Groovy has a feature called optional typing which allows types to be declared for fields, parameters and method return values despite Groovy being an otherwise dynamically typed language. This is a useful feature if for no other reason, than for interacting with statically typed languages such as Java. When Java calls Groovy code, it won't have to cast everything to its real type to use it.

While the feature itself is useful, the name optional typing, and how the feature is marketed is confusing and misleading. Many assume the phrase optional typing is short for optional static typing1. However, static typing is a term reserved for compile-time type checking2, and Groovy does none of that. This will actually compile (but not run) in Groovy:

int x = "I am not an int!"

I think the term optional typing should be abandoned and the books should be updated to be a little more honest. Programming is difficult enough without having to fight mis-information.

1Groovy In Action specifically states this to be the case, with two pages of text on how to choose between dynamic and static types when writing Groovy programs: "The choice between static and dynamic typing is one of the key benefits of Groovy".
2While wikipedia is never a definitive source, it states nicely that "A programming language is said to use static typing when type checking is performed during compile-time as opposed to run-time." It also provides some good references for those who would like a more definitive source of information.


Friday, April 3, 2009

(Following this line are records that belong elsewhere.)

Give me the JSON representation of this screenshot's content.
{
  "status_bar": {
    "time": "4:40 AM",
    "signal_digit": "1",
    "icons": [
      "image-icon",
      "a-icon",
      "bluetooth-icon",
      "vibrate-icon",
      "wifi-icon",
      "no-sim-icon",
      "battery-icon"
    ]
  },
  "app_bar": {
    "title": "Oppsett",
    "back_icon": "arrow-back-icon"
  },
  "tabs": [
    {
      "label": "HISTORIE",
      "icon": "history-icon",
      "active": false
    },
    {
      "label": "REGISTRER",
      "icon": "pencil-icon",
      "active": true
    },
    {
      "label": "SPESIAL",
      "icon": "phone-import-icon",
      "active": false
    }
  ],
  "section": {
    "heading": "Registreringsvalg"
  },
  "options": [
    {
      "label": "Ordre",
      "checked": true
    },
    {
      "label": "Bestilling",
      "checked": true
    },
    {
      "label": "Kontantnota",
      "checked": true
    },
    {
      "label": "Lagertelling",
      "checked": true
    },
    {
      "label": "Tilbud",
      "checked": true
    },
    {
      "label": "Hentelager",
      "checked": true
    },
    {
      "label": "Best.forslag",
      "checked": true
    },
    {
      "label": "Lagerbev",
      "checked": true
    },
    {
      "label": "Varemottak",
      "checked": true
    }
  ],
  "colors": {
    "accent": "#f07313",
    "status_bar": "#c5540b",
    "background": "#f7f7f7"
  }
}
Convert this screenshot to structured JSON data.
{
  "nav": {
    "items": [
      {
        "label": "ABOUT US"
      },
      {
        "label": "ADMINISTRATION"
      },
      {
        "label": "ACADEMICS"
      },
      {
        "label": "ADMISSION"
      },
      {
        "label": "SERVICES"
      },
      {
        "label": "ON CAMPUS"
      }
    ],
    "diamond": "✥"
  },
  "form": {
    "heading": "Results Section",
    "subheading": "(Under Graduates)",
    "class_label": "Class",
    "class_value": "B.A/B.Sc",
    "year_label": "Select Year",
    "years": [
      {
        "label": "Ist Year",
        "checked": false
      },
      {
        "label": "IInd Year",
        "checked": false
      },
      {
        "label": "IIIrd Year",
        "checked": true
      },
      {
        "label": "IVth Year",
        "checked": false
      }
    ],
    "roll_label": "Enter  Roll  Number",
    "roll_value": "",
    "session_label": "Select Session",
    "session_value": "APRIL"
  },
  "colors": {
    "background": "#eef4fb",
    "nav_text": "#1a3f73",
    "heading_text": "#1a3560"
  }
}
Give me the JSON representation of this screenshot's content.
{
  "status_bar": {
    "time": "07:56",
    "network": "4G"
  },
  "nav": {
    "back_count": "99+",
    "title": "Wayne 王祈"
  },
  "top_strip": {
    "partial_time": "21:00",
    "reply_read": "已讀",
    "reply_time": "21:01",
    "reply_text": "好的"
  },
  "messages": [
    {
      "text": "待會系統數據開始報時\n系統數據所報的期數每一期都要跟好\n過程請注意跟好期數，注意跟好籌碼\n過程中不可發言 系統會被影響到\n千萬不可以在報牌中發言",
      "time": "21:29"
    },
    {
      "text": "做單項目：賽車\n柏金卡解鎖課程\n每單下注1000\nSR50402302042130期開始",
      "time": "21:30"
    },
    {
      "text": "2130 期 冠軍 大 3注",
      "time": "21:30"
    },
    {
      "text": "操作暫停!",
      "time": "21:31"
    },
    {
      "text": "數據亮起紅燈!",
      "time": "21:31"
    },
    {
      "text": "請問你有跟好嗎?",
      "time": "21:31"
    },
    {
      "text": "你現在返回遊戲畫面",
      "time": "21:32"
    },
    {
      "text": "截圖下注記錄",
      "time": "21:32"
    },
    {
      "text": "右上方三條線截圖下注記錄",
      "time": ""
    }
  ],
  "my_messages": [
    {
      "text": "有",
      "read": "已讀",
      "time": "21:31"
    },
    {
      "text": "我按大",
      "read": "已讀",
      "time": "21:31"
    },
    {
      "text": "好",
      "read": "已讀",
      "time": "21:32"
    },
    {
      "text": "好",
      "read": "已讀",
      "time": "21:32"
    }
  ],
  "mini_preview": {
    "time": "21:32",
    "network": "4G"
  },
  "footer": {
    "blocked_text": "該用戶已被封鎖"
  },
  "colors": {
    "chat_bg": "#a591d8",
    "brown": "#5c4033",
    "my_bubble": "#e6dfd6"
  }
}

People who work with me are probably getting sick of hearing my rant on managing by metrics. In a nutshell, I find that technical leaders have a tendency to be anti-social (a trait typical, if not slightly less damaging, in their previous career as developers). The path of least resistance for these anti-social managers1 is to institute rules to take place of communication2. Rather than pairing with a developer for an hour or floating from project to project to get a grasp on capabilities and direction, the antisocial manager prefers metrics dealing with code coverage, defect rates and test failure rates.

I only bring this up now, because I heard an interesting story on NPR that I thought paralleled my problems with managing by metrics. All Things Considered compares the struggles the NBA has had with player pay incentives with those on Wall Street. In both cases, employees were given bonuses for reaching individual goals. In both cases, those individual achievements can have a negative impact on the team as a whole. The individual is encouraged to act in the best interest of themselves over the short term to the determent to the larger organization. In essence, people are making bad decisions, because we pay them extra if they do.

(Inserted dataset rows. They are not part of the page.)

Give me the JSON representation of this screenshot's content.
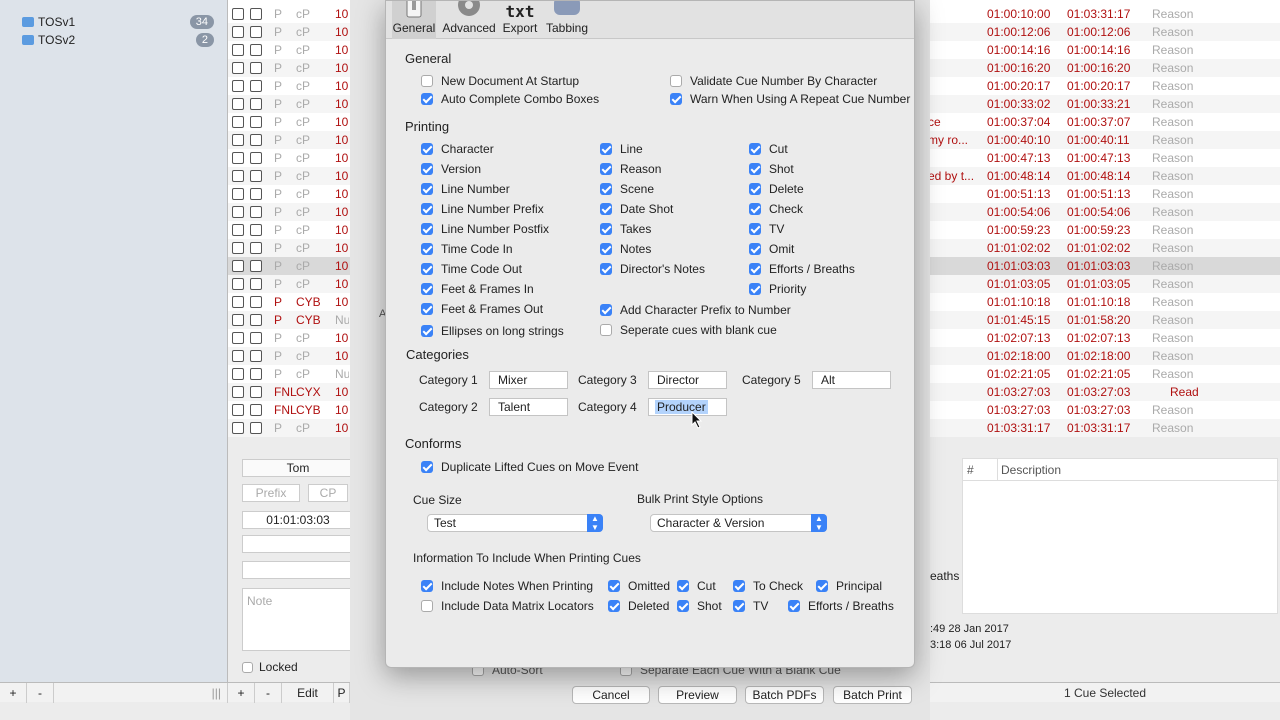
{
  "sidebar": {
    "items": [
      {
        "label": "TOSv1",
        "count": "34"
      },
      {
        "label": "TOSv2",
        "count": "2"
      }
    ]
  },
  "bottombar": {
    "add": "+",
    "remove": "-",
    "resize": "|||",
    "add2": "+",
    "remove2": "-",
    "edit": "Edit",
    "p": "P",
    "status": "1 Cue Selected"
  },
  "table": {
    "rows": [
      {
        "p": "P",
        "cp": "cP",
        "num": "10",
        "in": "01:00:10:00",
        "out": "01:03:31:17",
        "reason": "Reason",
        "note": ""
      },
      {
        "p": "P",
        "cp": "cP",
        "num": "10",
        "in": "01:00:12:06",
        "out": "01:00:12:06",
        "reason": "Reason",
        "note": ""
      },
      {
        "p": "P",
        "cp": "cP",
        "num": "10",
        "in": "01:00:14:16",
        "out": "01:00:14:16",
        "reason": "Reason",
        "note": ""
      },
      {
        "p": "P",
        "cp": "cP",
        "num": "10",
        "in": "01:00:16:20",
        "out": "01:00:16:20",
        "reason": "Reason",
        "note": ""
      },
      {
        "p": "P",
        "cp": "cP",
        "num": "10",
        "in": "01:00:20:17",
        "out": "01:00:20:17",
        "reason": "Reason",
        "note": ""
      },
      {
        "p": "P",
        "cp": "cP",
        "num": "10",
        "in": "01:00:33:02",
        "out": "01:00:33:21",
        "reason": "Reason",
        "note": ""
      },
      {
        "p": "P",
        "cp": "cP",
        "num": "10",
        "in": "01:00:37:04",
        "out": "01:00:37:07",
        "reason": "Reason",
        "note": "ce"
      },
      {
        "p": "P",
        "cp": "cP",
        "num": "10",
        "in": "01:00:40:10",
        "out": "01:00:40:11",
        "reason": "Reason",
        "note": "my ro..."
      },
      {
        "p": "P",
        "cp": "cP",
        "num": "10",
        "in": "01:00:47:13",
        "out": "01:00:47:13",
        "reason": "Reason",
        "note": ""
      },
      {
        "p": "P",
        "cp": "cP",
        "num": "10",
        "in": "01:00:48:14",
        "out": "01:00:48:14",
        "reason": "Reason",
        "note": "ed by t..."
      },
      {
        "p": "P",
        "cp": "cP",
        "num": "10",
        "in": "01:00:51:13",
        "out": "01:00:51:13",
        "reason": "Reason",
        "note": ""
      },
      {
        "p": "P",
        "cp": "cP",
        "num": "10",
        "in": "01:00:54:06",
        "out": "01:00:54:06",
        "reason": "Reason",
        "note": ""
      },
      {
        "p": "P",
        "cp": "cP",
        "num": "10",
        "in": "01:00:59:23",
        "out": "01:00:59:23",
        "reason": "Reason",
        "note": ""
      },
      {
        "p": "P",
        "cp": "cP",
        "num": "10",
        "in": "01:01:02:02",
        "out": "01:01:02:02",
        "reason": "Reason",
        "note": ""
      },
      {
        "p": "P",
        "cp": "cP",
        "num": "10",
        "in": "01:01:03:03",
        "out": "01:01:03:03",
        "reason": "Reason",
        "note": ""
      },
      {
        "p": "P",
        "cp": "cP",
        "num": "10",
        "in": "01:01:03:05",
        "out": "01:01:03:05",
        "reason": "Reason",
        "note": ""
      },
      {
        "p": "P",
        "cp": "CYB",
        "num": "10",
        "in": "01:01:10:18",
        "out": "01:01:10:18",
        "reason": "Reason",
        "note": ""
      },
      {
        "p": "P",
        "cp": "CYB",
        "num": "Nu",
        "in": "01:01:45:15",
        "out": "01:01:58:20",
        "reason": "Reason",
        "note": ""
      },
      {
        "p": "P",
        "cp": "cP",
        "num": "10",
        "in": "01:02:07:13",
        "out": "01:02:07:13",
        "reason": "Reason",
        "note": ""
      },
      {
        "p": "P",
        "cp": "cP",
        "num": "10",
        "in": "01:02:18:00",
        "out": "01:02:18:00",
        "reason": "Reason",
        "note": ""
      },
      {
        "p": "P",
        "cp": "cP",
        "num": "Nu",
        "in": "01:02:21:05",
        "out": "01:02:21:05",
        "reason": "Reason",
        "note": ""
      },
      {
        "p": "FNL",
        "cp": "CYX",
        "num": "10",
        "in": "01:03:27:03",
        "out": "01:03:27:03",
        "reason": "Read",
        "note": ""
      },
      {
        "p": "FNL",
        "cp": "CYB",
        "num": "10",
        "in": "01:03:27:03",
        "out": "01:03:27:03",
        "reason": "Reason",
        "note": ""
      },
      {
        "p": "P",
        "cp": "cP",
        "num": "10",
        "in": "01:03:31:17",
        "out": "01:03:31:17",
        "reason": "Reason",
        "note": ""
      }
    ]
  },
  "detail": {
    "name": "Tom",
    "prefix": "Prefix",
    "cp": "CP",
    "timecode": "01:01:03:03",
    "note_placeholder": "Note",
    "locked": "Locked"
  },
  "rightpanel": {
    "col_hash": "#",
    "col_desc": "Description",
    "eaths": "eaths",
    "date1": ":49 28 Jan 2017",
    "date2": "3:18 06 Jul 2017"
  },
  "dialog": {
    "tabs": [
      {
        "label": "General",
        "icon": "switch-icon"
      },
      {
        "label": "Advanced",
        "icon": "gear-icon"
      },
      {
        "label": "Export",
        "icon": "txt-icon"
      },
      {
        "label": "Tabbing",
        "icon": "tabbing-icon"
      }
    ],
    "txt_glyph": "txt",
    "general": {
      "title": "General",
      "new_doc": "New Document At Startup",
      "auto_complete": "Auto Complete Combo Boxes",
      "validate": "Validate Cue Number By Character",
      "warn_repeat": "Warn When Using A Repeat Cue Number"
    },
    "printing": {
      "title": "Printing",
      "col1": [
        "Character",
        "Version",
        "Line Number",
        "Line Number Prefix",
        "Line Number Postfix",
        "Time Code In",
        "Time Code Out",
        "Feet & Frames In",
        "Feet & Frames Out",
        "Ellipses on long strings"
      ],
      "col2": [
        "Line",
        "Reason",
        "Scene",
        "Date Shot",
        "Takes",
        "Notes",
        "Director's Notes"
      ],
      "col3": [
        "Cut",
        "Shot",
        "Delete",
        "Check",
        "TV",
        "Omit",
        "Efforts / Breaths",
        "Priority"
      ],
      "add_prefix": "Add Character Prefix to Number",
      "separate": "Seperate cues with blank cue"
    },
    "categories": {
      "title": "Categories",
      "items": [
        {
          "label": "Category 1",
          "value": "Mixer"
        },
        {
          "label": "Category 2",
          "value": "Talent"
        },
        {
          "label": "Category 3",
          "value": "Director"
        },
        {
          "label": "Category 4",
          "value": "Producer"
        },
        {
          "label": "Category 5",
          "value": "Alt"
        }
      ]
    },
    "conforms": {
      "title": "Conforms",
      "duplicate": "Duplicate Lifted Cues on Move Event"
    },
    "cue_size": {
      "label": "Cue Size",
      "value": "Test"
    },
    "bulk_print": {
      "label": "Bulk Print Style Options",
      "value": "Character & Version"
    },
    "info": {
      "title": "Information To Include When Printing Cues",
      "include_notes": "Include Notes When Printing",
      "include_matrix": "Include Data Matrix Locators",
      "omitted": "Omitted",
      "deleted": "Deleted",
      "cut": "Cut",
      "shot": "Shot",
      "to_check": "To Check",
      "tv": "TV",
      "principal": "Principal",
      "efforts": "Efforts / Breaths"
    }
  },
  "sheet": {
    "auto_sort": "Auto-Sort",
    "separate_each": "Separate Each Cue With a Blank Cue",
    "buttons": {
      "cancel": "Cancel",
      "preview": "Preview",
      "batch_pdfs": "Batch PDFs",
      "batch_print": "Batch Print"
    },
    "side_a": "A"
  },
  "colors": {
    "accent": "#3a82f7",
    "red": "#b01010"
  }
}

Then later, they wonder why
a) the star of the team breaks a scoring record, but the team doesn't make the playoffs
b) the project has great code coverage, but very fragile code
c) your company did so bad it helped drive the entire economy into the crapper, yet your employees somehow earned $270 million in bonuses.

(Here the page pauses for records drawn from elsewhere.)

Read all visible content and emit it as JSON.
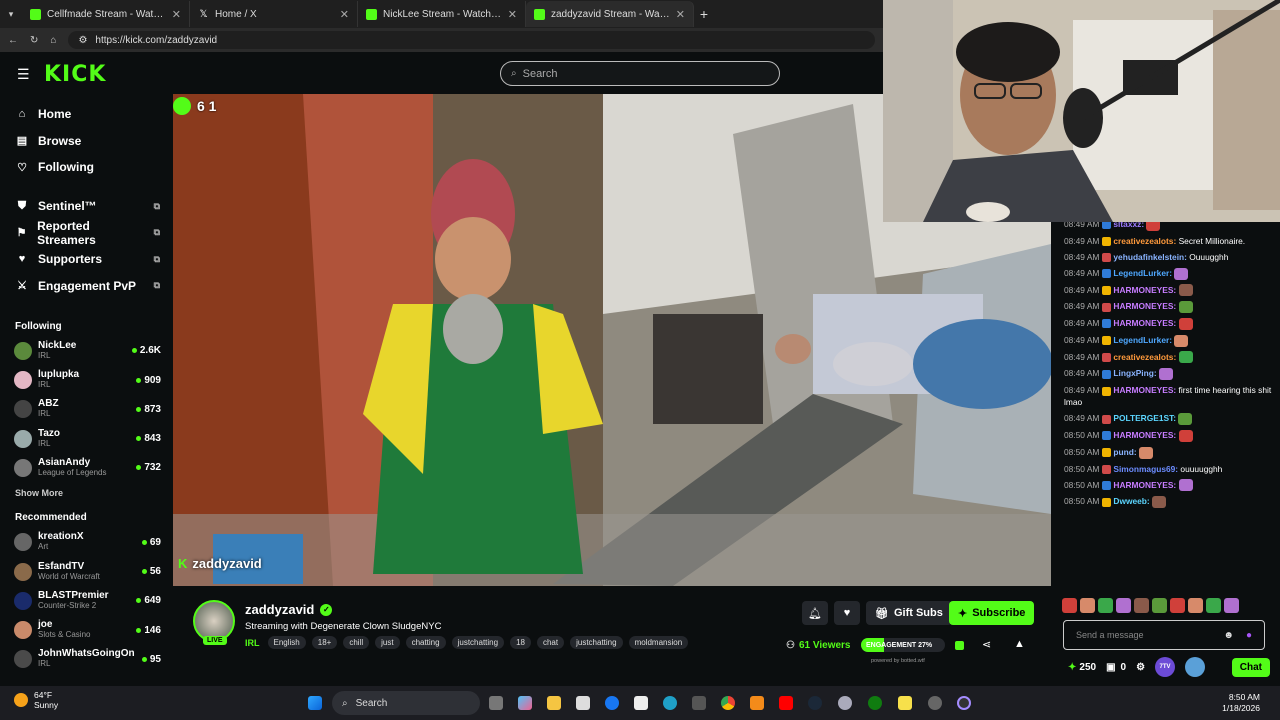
{
  "browser": {
    "tabs": [
      {
        "title": "Cellfmade Stream - Watch Li",
        "favicon": "kick-favicon"
      },
      {
        "title": "Home / X",
        "favicon": "x-favicon"
      },
      {
        "title": "NickLee Stream - Watch Live",
        "favicon": "kick-favicon"
      },
      {
        "title": "zaddyzavid Stream - Watch Li",
        "favicon": "kick-favicon"
      }
    ],
    "url": "https://kick.com/zaddyzavid"
  },
  "header": {
    "logo": "KICK",
    "search_placeholder": "Search"
  },
  "sidebar": {
    "nav": [
      {
        "label": "Home",
        "icon": "home-icon"
      },
      {
        "label": "Browse",
        "icon": "browse-icon"
      },
      {
        "label": "Following",
        "icon": "heart-icon"
      }
    ],
    "tools": [
      {
        "label": "Sentinel™",
        "icon": "shield-icon"
      },
      {
        "label": "Reported Streamers",
        "icon": "flag-icon"
      },
      {
        "label": "Supporters",
        "icon": "heart-icon"
      },
      {
        "label": "Engagement PvP",
        "icon": "swords-icon"
      }
    ],
    "following_title": "Following",
    "following": [
      {
        "name": "NickLee",
        "category": "IRL",
        "viewers": "2.6K"
      },
      {
        "name": "luplupka",
        "category": "IRL",
        "viewers": "909"
      },
      {
        "name": "ABZ",
        "category": "IRL",
        "viewers": "873"
      },
      {
        "name": "Tazo",
        "category": "IRL",
        "viewers": "843"
      },
      {
        "name": "AsianAndy",
        "category": "League of Legends",
        "viewers": "732"
      }
    ],
    "show_more": "Show More",
    "recommended_title": "Recommended",
    "recommended": [
      {
        "name": "kreationX",
        "category": "Art",
        "viewers": "69"
      },
      {
        "name": "EsfandTV",
        "category": "World of Warcraft",
        "viewers": "56"
      },
      {
        "name": "BLASTPremier",
        "category": "Counter-Strike 2",
        "viewers": "649"
      },
      {
        "name": "joe",
        "category": "Slots & Casino",
        "viewers": "146"
      },
      {
        "name": "JohnWhatsGoingOn",
        "category": "IRL",
        "viewers": "95"
      }
    ]
  },
  "video": {
    "overlay_count": "6 1",
    "watermark": "zaddyzavid"
  },
  "stream": {
    "name": "zaddyzavid",
    "live_label": "LIVE",
    "title": "Streaming with Degenerate Clown SludgeNYC",
    "category": "IRL",
    "tags": [
      "English",
      "18+",
      "chill",
      "just",
      "chatting",
      "justchatting",
      "18",
      "chat",
      "justchatting",
      "moldmansion"
    ],
    "gift_label": "Gift Subs",
    "subscribe_label": "Subscribe",
    "viewers": "61 Viewers",
    "engagement_label": "ENGAGEMENT 27%",
    "engagement_value": 0.27,
    "powered": "powered by botted.wtf"
  },
  "chat": {
    "messages": [
      {
        "time": "08:49 AM",
        "user": "sltaxxz:",
        "color": "#9d7bff",
        "text": ""
      },
      {
        "time": "08:49 AM",
        "user": "creativezealots:",
        "color": "#ff9a3c",
        "text": "Secret Millionaire."
      },
      {
        "time": "08:49 AM",
        "user": "yehudafinkelstein:",
        "color": "#8ab4ff",
        "text": "Ouuugghh"
      },
      {
        "time": "08:49 AM",
        "user": "LegendLurker:",
        "color": "#4fa8ff",
        "text": ""
      },
      {
        "time": "08:49 AM",
        "user": "HARMONEYES:",
        "color": "#c77dff",
        "text": ""
      },
      {
        "time": "08:49 AM",
        "user": "HARMONEYES:",
        "color": "#c77dff",
        "text": ""
      },
      {
        "time": "08:49 AM",
        "user": "HARMONEYES:",
        "color": "#c77dff",
        "text": ""
      },
      {
        "time": "08:49 AM",
        "user": "LegendLurker:",
        "color": "#4fa8ff",
        "text": ""
      },
      {
        "time": "08:49 AM",
        "user": "creativezealots:",
        "color": "#ff9a3c",
        "text": ""
      },
      {
        "time": "08:49 AM",
        "user": "LingxPing:",
        "color": "#8ab4ff",
        "text": ""
      },
      {
        "time": "08:49 AM",
        "user": "HARMONEYES:",
        "color": "#c77dff",
        "text": "first time hearing this shit lmao"
      },
      {
        "time": "08:49 AM",
        "user": "POLTERGE1ST:",
        "color": "#5cd6ff",
        "text": ""
      },
      {
        "time": "08:50 AM",
        "user": "HARMONEYES:",
        "color": "#c77dff",
        "text": ""
      },
      {
        "time": "08:50 AM",
        "user": "pund:",
        "color": "#8ab4ff",
        "text": ""
      },
      {
        "time": "08:50 AM",
        "user": "Simonmagus69:",
        "color": "#6c8cff",
        "text": "ouuuugghh"
      },
      {
        "time": "08:50 AM",
        "user": "HARMONEYES:",
        "color": "#c77dff",
        "text": ""
      },
      {
        "time": "08:50 AM",
        "user": "Dwweeb:",
        "color": "#5cd6ff",
        "text": ""
      }
    ],
    "input_placeholder": "Send a message",
    "points": "250",
    "gifts": "0",
    "send_label": "Chat"
  },
  "taskbar": {
    "temp": "64°F",
    "condition": "Sunny",
    "search_label": "Search",
    "time": "8:50 AM",
    "date": "1/18/2026"
  }
}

1 the phrase anti-social manager should be an oxymoron
2 Ironically, this is the exact opposite of the first statement in the Agile Manifesto: Individuals and interactions over processes and tools